Each line must appear in the answer exactly as it does in the data.

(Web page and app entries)
···

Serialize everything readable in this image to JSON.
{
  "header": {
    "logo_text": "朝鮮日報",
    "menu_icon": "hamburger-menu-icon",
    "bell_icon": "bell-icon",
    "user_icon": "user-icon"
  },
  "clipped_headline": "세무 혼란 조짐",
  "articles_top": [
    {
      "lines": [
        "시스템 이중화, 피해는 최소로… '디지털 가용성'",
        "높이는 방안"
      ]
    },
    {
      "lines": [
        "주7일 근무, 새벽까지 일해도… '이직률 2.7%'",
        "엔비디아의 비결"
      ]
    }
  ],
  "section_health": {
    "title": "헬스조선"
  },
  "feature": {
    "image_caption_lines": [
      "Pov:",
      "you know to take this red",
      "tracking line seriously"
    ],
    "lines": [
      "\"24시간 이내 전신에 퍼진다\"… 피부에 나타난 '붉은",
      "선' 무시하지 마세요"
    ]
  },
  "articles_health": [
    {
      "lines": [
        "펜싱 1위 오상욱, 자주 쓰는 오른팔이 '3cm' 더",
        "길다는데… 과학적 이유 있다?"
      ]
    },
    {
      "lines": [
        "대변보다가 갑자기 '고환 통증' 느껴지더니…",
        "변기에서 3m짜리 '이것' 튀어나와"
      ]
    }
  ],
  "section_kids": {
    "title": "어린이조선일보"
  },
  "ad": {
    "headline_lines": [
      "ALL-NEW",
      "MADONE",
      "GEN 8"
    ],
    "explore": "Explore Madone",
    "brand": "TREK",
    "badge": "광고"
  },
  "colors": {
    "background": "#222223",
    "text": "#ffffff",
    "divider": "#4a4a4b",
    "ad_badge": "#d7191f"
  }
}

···

• _Answer area_:
Serialize everything readable in this image to JSON.
{
  "header": {
    "logo_text": "朝鮮日報",
    "menu_icon": "hamburger-menu-icon",
    "bell_icon": "bell-icon",
    "user_icon": "user-icon"
  },
  "clipped_headline": "세무 혼란 조짐",
  "articles_top": [
    {
      "lines": [
        "시스템 이중화, 피해는 최소로… '디지털 가용성'",
        "높이는 방안"
      ]
    },
    {
      "lines": [
        "주7일 근무, 새벽까지 일해도… '이직률 2.7%'",
        "엔비디아의 비결"
      ]
    }
  ],
  "section_health": {
    "title": "헬스조선"
  },
  "feature": {
    "image_caption_lines": [
      "Pov:",
      "you know to take this red",
      "tracking line seriously"
    ],
    "lines": [
      "\"24시간 이내 전신에 퍼진다\"… 피부에 나타난 '붉은",
      "선' 무시하지 마세요"
    ]
  },
  "articles_health": [
    {
      "lines": [
        "펜싱 1위 오상욱, 자주 쓰는 오른팔이 '3cm' 더",
        "길다는데… 과학적 이유 있다?"
      ]
    },
    {
      "lines": [
        "대변보다가 갑자기 '고환 통증' 느껴지더니…",
        "변기에서 3m짜리 '이것' 튀어나와"
      ]
    }
  ],
  "section_kids": {
    "title": "어린이조선일보"
  },
  "ad": {
    "headline_lines": [
      "ALL-NEW",
      "MADONE",
      "GEN 8"
    ],
    "explore": "Explore Madone",
    "brand": "TREK",
    "badge": "광고"
  },
  "colors": {
    "background": "#222223",
    "text": "#ffffff",
    "divider": "#4a4a4b",
    "ad_badge": "#d7191f"
  }
}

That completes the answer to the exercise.